(Source records Opens)

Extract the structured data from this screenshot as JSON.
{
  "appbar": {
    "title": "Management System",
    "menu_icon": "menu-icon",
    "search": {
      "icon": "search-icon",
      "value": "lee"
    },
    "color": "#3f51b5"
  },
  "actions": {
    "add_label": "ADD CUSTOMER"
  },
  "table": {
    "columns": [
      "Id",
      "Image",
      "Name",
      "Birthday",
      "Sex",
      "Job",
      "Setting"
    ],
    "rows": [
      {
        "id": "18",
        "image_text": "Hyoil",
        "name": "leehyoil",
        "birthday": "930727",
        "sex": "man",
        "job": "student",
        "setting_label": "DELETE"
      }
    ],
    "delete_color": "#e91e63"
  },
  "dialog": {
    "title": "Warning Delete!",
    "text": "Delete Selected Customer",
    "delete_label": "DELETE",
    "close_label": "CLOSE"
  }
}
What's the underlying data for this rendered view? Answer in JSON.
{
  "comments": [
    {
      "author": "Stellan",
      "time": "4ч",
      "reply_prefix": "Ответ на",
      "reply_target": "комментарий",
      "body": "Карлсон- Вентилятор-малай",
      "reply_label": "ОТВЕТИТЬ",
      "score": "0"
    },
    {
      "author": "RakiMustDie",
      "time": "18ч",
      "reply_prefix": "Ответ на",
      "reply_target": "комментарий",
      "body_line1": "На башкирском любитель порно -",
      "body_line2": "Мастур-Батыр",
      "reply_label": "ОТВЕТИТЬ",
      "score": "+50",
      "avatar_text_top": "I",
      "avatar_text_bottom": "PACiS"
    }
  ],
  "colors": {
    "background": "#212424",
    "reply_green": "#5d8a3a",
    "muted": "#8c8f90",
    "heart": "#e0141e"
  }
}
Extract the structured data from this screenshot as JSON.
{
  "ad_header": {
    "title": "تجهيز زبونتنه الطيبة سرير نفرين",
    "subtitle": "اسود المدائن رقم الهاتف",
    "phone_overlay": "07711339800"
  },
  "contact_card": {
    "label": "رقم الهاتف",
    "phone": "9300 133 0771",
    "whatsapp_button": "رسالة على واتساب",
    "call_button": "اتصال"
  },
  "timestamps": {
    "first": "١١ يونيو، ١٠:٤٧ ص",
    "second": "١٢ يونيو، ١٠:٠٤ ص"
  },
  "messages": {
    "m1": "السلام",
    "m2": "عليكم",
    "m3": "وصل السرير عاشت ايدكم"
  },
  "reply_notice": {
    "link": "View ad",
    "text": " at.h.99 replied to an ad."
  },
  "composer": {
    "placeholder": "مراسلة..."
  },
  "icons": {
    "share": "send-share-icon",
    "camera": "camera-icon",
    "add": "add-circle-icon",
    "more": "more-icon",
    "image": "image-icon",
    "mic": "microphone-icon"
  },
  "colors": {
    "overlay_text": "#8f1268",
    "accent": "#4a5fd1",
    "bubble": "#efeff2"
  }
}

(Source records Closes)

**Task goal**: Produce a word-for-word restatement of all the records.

**Solution to the problem**:
Extract the structured data from this screenshot as JSON.
{
  "appbar": {
    "title": "Management System",
    "menu_icon": "menu-icon",
    "search": {
      "icon": "search-icon",
      "value": "lee"
    },
    "color": "#3f51b5"
  },
  "actions": {
    "add_label": "ADD CUSTOMER"
  },
  "table": {
    "columns": [
      "Id",
      "Image",
      "Name",
      "Birthday",
      "Sex",
      "Job",
      "Setting"
    ],
    "rows": [
      {
        "id": "18",
        "image_text": "Hyoil",
        "name": "leehyoil",
        "birthday": "930727",
        "sex": "man",
        "job": "student",
        "setting_label": "DELETE"
      }
    ],
    "delete_color": "#e91e63"
  },
  "dialog": {
    "title": "Warning Delete!",
    "text": "Delete Selected Customer",
    "delete_label": "DELETE",
    "close_label": "CLOSE"
  }
}
What's the underlying data for this rendered view? Answer in JSON.
{
  "comments": [
    {
      "author": "Stellan",
      "time": "4ч",
      "reply_prefix": "Ответ на",
      "reply_target": "комментарий",
      "body": "Карлсон- Вентилятор-малай",
      "reply_label": "ОТВЕТИТЬ",
      "score": "0"
    },
    {
      "author": "RakiMustDie",
      "time": "18ч",
      "reply_prefix": "Ответ на",
      "reply_target": "комментарий",
      "body_line1": "На башкирском любитель порно -",
      "body_line2": "Мастур-Батыр",
      "reply_label": "ОТВЕТИТЬ",
      "score": "+50",
      "avatar_text_top": "I",
      "avatar_text_bottom": "PACiS"
    }
  ],
  "colors": {
    "background": "#212424",
    "reply_green": "#5d8a3a",
    "muted": "#8c8f90",
    "heart": "#e0141e"
  }
}
Extract the structured data from this screenshot as JSON.
{
  "ad_header": {
    "title": "تجهيز زبونتنه الطيبة سرير نفرين",
    "subtitle": "اسود المدائن رقم الهاتف",
    "phone_overlay": "07711339800"
  },
  "contact_card": {
    "label": "رقم الهاتف",
    "phone": "9300 133 0771",
    "whatsapp_button": "رسالة على واتساب",
    "call_button": "اتصال"
  },
  "timestamps": {
    "first": "١١ يونيو، ١٠:٤٧ ص",
    "second": "١٢ يونيو، ١٠:٠٤ ص"
  },
  "messages": {
    "m1": "السلام",
    "m2": "عليكم",
    "m3": "وصل السرير عاشت ايدكم"
  },
  "reply_notice": {
    "link": "View ad",
    "text": " at.h.99 replied to an ad."
  },
  "composer": {
    "placeholder": "مراسلة..."
  },
  "icons": {
    "share": "send-share-icon",
    "camera": "camera-icon",
    "add": "add-circle-icon",
    "more": "more-icon",
    "image": "image-icon",
    "mic": "microphone-icon"
  },
  "colors": {
    "overlay_text": "#8f1268",
    "accent": "#4a5fd1",
    "bubble": "#efeff2"
  }
}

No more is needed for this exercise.